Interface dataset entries
== Segment start ==
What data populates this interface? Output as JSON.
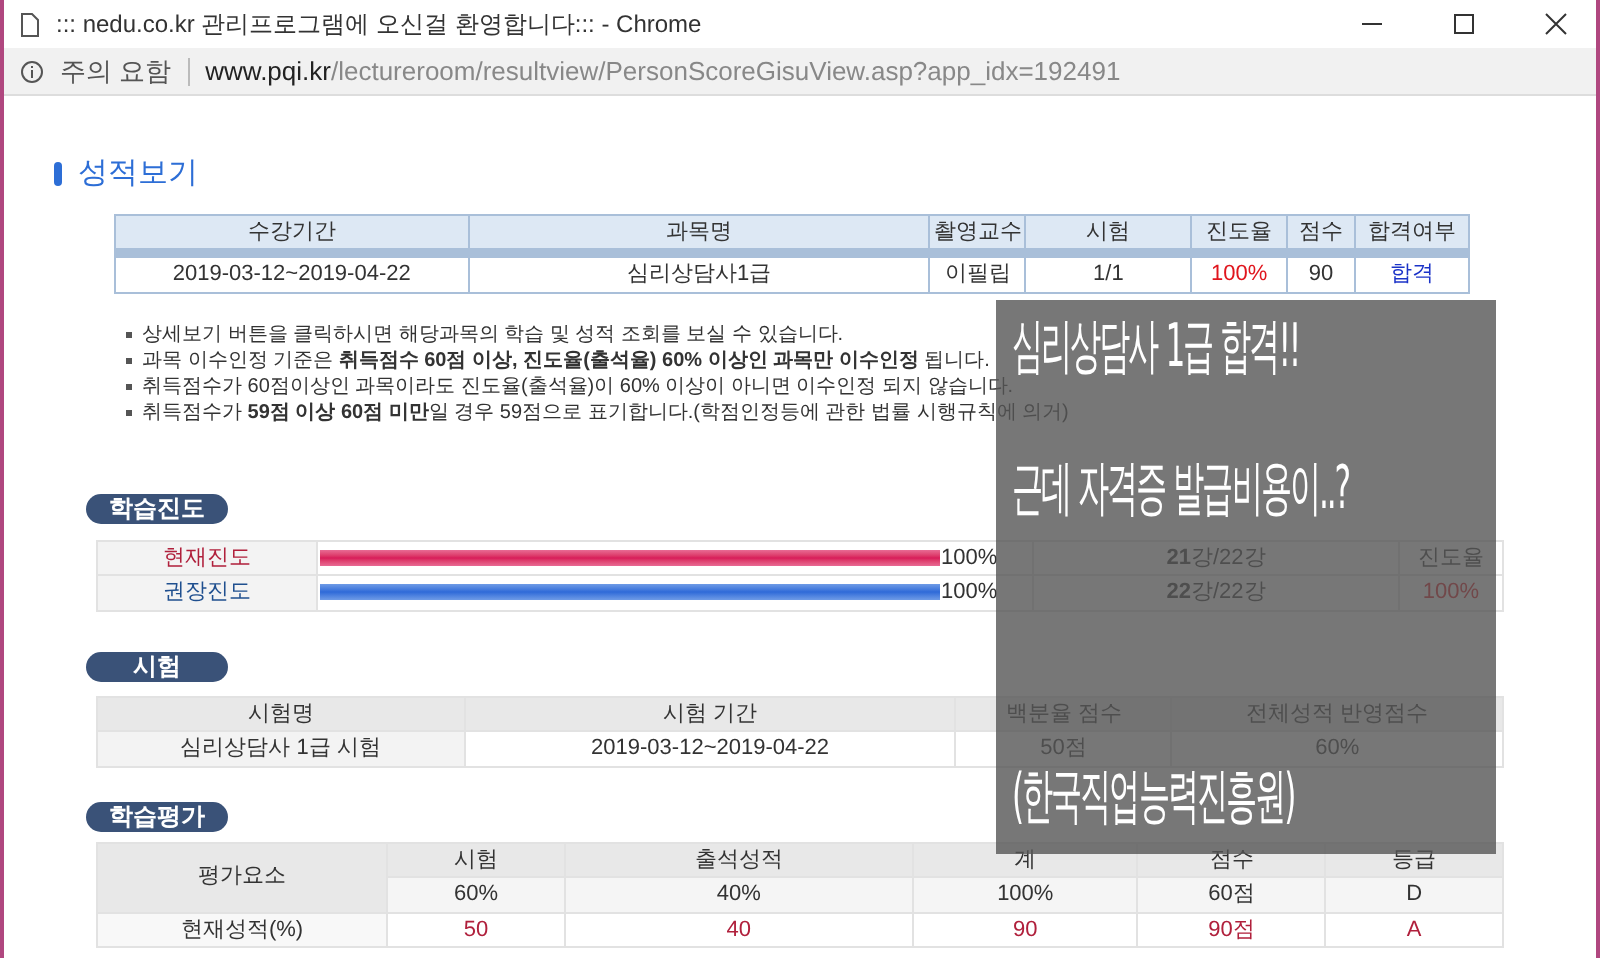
{
  "window": {
    "title": "::: nedu.co.kr 관리프로그램에 오신걸 환영합니다::: - Chrome"
  },
  "address_bar": {
    "security_label": "주의 요함",
    "host": "www.pqi.kr",
    "path": "/lectureroom/resultview/PersonScoreGisuView.asp?app_idx=192491"
  },
  "page_title": "성적보기",
  "course_table": {
    "columns": [
      "수강기간",
      "과목명",
      "촬영교수",
      "시험",
      "진도율",
      "점수",
      "합격여부"
    ],
    "rows": [
      [
        {
          "text": "2019-03-12~2019-04-22",
          "kind": "plain"
        },
        {
          "text": "심리상담사1급",
          "kind": "plain"
        },
        {
          "text": "이필립",
          "kind": "plain"
        },
        {
          "text": "1/1",
          "kind": "plain"
        },
        {
          "text": "100%",
          "kind": "alert"
        },
        {
          "text": "90",
          "kind": "plain"
        },
        {
          "text": "합격",
          "kind": "link"
        }
      ]
    ]
  },
  "notes": [
    "상세보기 버튼을 클릭하시면 해당과목의 학습 및 성적 조회를 보실 수 있습니다.",
    "과목 이수인정 기준은 **취득점수 60점 이상, 진도율(출석율) 60% 이상인 과목만 이수인정** 됩니다.",
    "취득점수가 60점이상인 과목이라도 진도율(출석율)이 60% 이상이 아니면 이수인정 되지 않습니다.",
    "취득점수가 **59점 이상 60점 미만**일 경우 59점으로 표기합니다.(학점인정등에 관한 법률 시행규칙에 의거)"
  ],
  "progress": {
    "heading": "학습진도",
    "rows": [
      {
        "label": "현재진도",
        "kind": "current",
        "level": 1,
        "reading": "100%",
        "lessons": "**21**강/22강",
        "column_4": {
          "text": "진도율",
          "kind": "header"
        }
      },
      {
        "label": "권장진도",
        "kind": "recommended",
        "level": 1,
        "reading": "100%",
        "lessons": "**22**강/22강",
        "column_4": {
          "text": "100%",
          "kind": "alert"
        }
      }
    ]
  },
  "exam": {
    "heading": "시험",
    "columns": [
      "시험명",
      "시험 기간",
      "백분율 점수",
      "전체성적 반영점수"
    ],
    "rows": [
      [
        "심리상담사 1급 시험",
        "2019-03-12~2019-04-22",
        "50점",
        "60%"
      ]
    ]
  },
  "evaluation": {
    "heading": "학습평가",
    "row_header": "평가요소",
    "columns": [
      "시험",
      "출석성적",
      "계",
      "점수",
      "등급"
    ],
    "weights": [
      "60%",
      "40%",
      "100%",
      "60점",
      "D"
    ],
    "rows": [
      {
        "label": "현재성적(%)",
        "values": [
          "50",
          "40",
          "90",
          "90점",
          "A"
        ]
      }
    ]
  },
  "overlay": {
    "lines": [
      "심리상담사 1급 합격!!",
      "근데 자격증 발급비용이..?",
      "(한국직업능력진흥원)"
    ]
  }
}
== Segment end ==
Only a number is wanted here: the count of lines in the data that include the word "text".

9